He emphasised that the company was “moving from a familiar solution” because of the limits of the current approach. “In order to provide IPTV services you need to create a closed network environment and that requires dedicated investment. The vast majority of Internet traffic now is related to OTT services so if we stay in the legacy situation we need to double our investment to sustain our own television service and also what is being offered by other providers.”
D’Andrea emphasised that the addressable customer base is limited by current bandwidth using today’s IPTV model. And he pointed to Cubovision as the engine for video service innovation. Having outlined the opportunities provided by a hybrid service and multi-screen TV, he added: “We will not be able, in the short-term, to fully integrate the traditional TV experience with what we want for our customers, which is truly comprehensive access to video content.”
Francesco Fraccalvieri, Domestic Market Operations, Broadband Content at Telecom Italia, confirmed that the plan was to stop relying on traditional IPTV for growth in video services. The company will use the Cubovision OTT approach, and the way this is evolving into a full multi-screen offer, to turn more Telecom Italia homes into video customers.
He declared: “Nobody is getting money back from the huge investments in IPTV; no European carrier. From a capital perspective, managed IPTV is not sustainable. Given changes in encoding and powerful copper DSL networks, I think you can try to take a different approach and leverage Consumer Electronics reach, whether it is tablets, large screens, mobile phones or games consoles.”
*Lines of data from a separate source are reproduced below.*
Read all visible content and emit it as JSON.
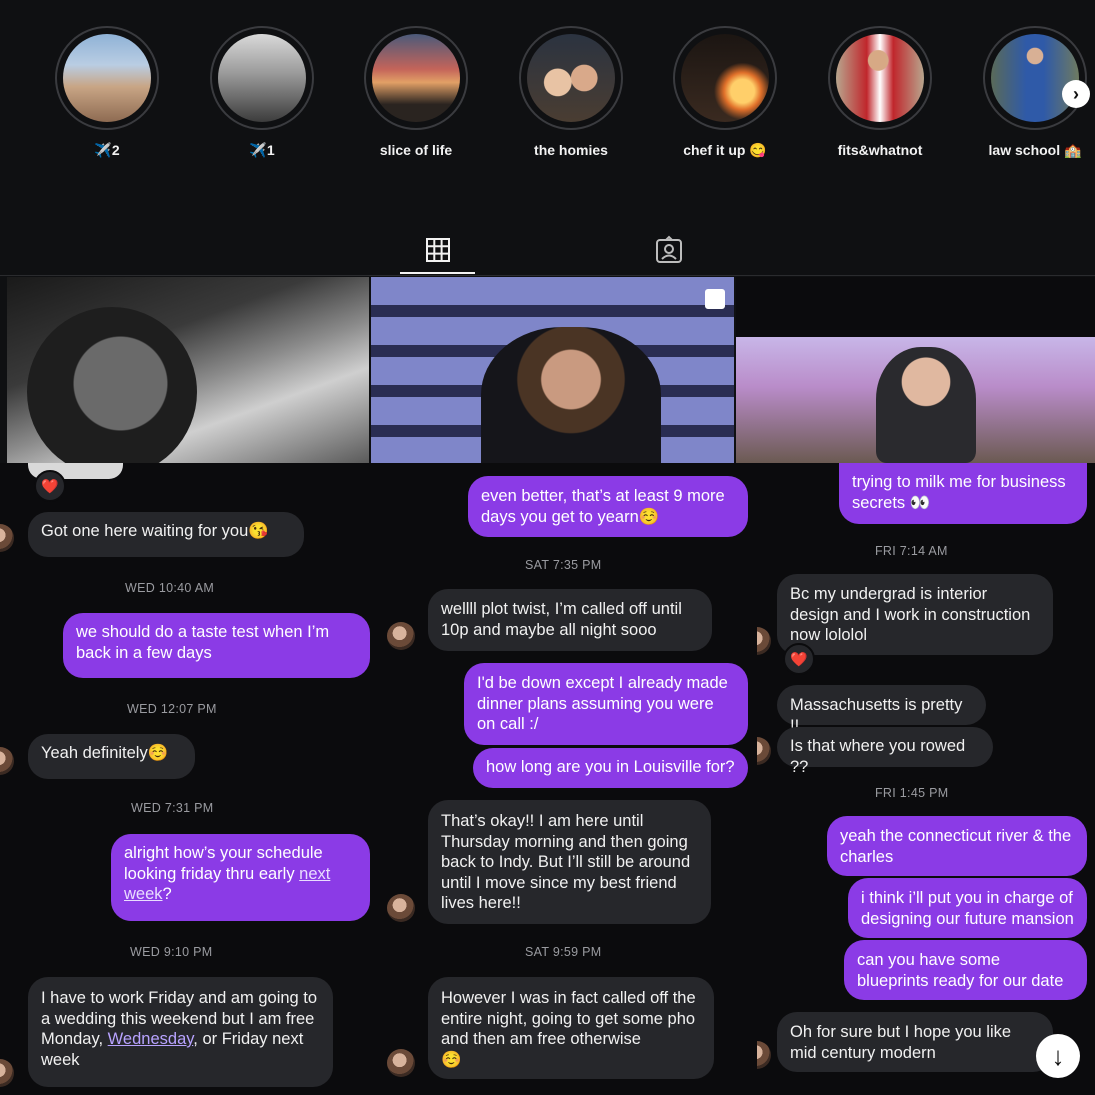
{
  "highlights": [
    {
      "label": "✈️2"
    },
    {
      "label": "✈️1"
    },
    {
      "label": "slice of life"
    },
    {
      "label": "the homies"
    },
    {
      "label": "chef it up 😋"
    },
    {
      "label": "fits&whatnot"
    },
    {
      "label": "law school 🏫"
    }
  ],
  "icons": {
    "next": "chevron-right-icon",
    "grid": "grid-icon",
    "tagged": "tagged-person-icon",
    "scroll": "arrow-down-icon",
    "carousel": "carousel-icon"
  },
  "colors": {
    "outgoing": "#8b3be6",
    "incoming": "#26272b",
    "background": "#0b0b0d"
  },
  "chat_left": {
    "msg1": "Got one here waiting for you😘",
    "ts1": "WED 10:40 AM",
    "msg2": "we should do a taste test when I’m back in a few days",
    "ts2": "WED 12:07 PM",
    "msg3": "Yeah definitely☺️",
    "ts3": "WED 7:31 PM",
    "msg4a": "alright how’s your schedule looking friday thru early ",
    "msg4_link": "next week",
    "msg4b": "?",
    "ts4": "WED 9:10 PM",
    "msg5a": "I have to work Friday and am going to a wedding this weekend but I am free Monday, ",
    "msg5_link": "Wednesday",
    "msg5b": ", or Friday next week",
    "reaction": "❤️"
  },
  "chat_middle": {
    "msg1": "even better, that’s at least 9 more days you get to yearn☺️",
    "ts1": "SAT 7:35 PM",
    "msg2": "wellll plot twist, I’m called off until 10p and maybe all night sooo",
    "msg3": "I'd be down except I already made dinner plans assuming you were on call :/",
    "msg4": "how long are you in Louisville for?",
    "msg5": "That’s okay!! I am here until Thursday morning and then going back to Indy. But I’ll still be around until I move since my best friend lives here!!",
    "ts2": "SAT 9:59 PM",
    "msg6": "However I was in fact called off the entire night, going to get some pho and then am free otherwise",
    "msg6_emoji": "☺️"
  },
  "chat_right": {
    "msg1": "trying to milk me for business secrets 👀",
    "ts1": "FRI 7:14 AM",
    "msg2": "Bc my undergrad is interior design and I work in construction now lololol",
    "reaction": "❤️",
    "msg3": "Massachusetts is pretty !!",
    "msg4": "Is that where you rowed ??",
    "ts2": "FRI 1:45 PM",
    "msg5": "yeah the connecticut river & the charles",
    "msg6": "i think i’ll put you in charge of designing our future mansion",
    "msg7": "can you have some blueprints ready for our date",
    "msg8": "Oh for sure but I hope you like mid century modern"
  }
}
Telecom Italia said in January that Cubovision was complementary to the IPTV offering rather than a replacement for it and that remains the case, but these latest comments do mark a change of emphasis, suggesting that full IPTV is now viewed as the ‘legacy’ video service. As we have reported previously, there are telcos who have been even more robust in their support for Connected TV as the future of IPTV, including the UK broadband provider TalkTalk, which is throwing its weight behind YouView rather than actively marketing its closed-network IPTV offer, and Australian giant Telstra, which has skipped full IPTV altogether and offers its BigPond service through its T-Box set-top box and LG and Samsung connected TVs.
Telecom Italia also seems to be positioning itself to provide content owners with the chance to be part of a unified OTT and multi-screen service offer, harnessing its existing IPTV strengths, like an existing billing relationship with consumers and customer services management. D’Andrea said the company is receiving requests from content providers who want to reach viewers through different devices and the company wants to deliver a consumer experience that is seamless across those different platforms.
We reported previously how the Cubovision OTT service was evolving beyond the PC and the Cubovision set-top box provided by Telecom Italia to include Samsung Smart TVs. And another important change for the company is the focus on subscription rather than transactional VOD in the multi-screen and connected TV environment. One thing remains the same: video is being used as a way to encourage broadband adoption. D’Andrea views Cubovision on its various platforms as a way to highlight the richness of Internet entertainment and therefore the benefits of broadband.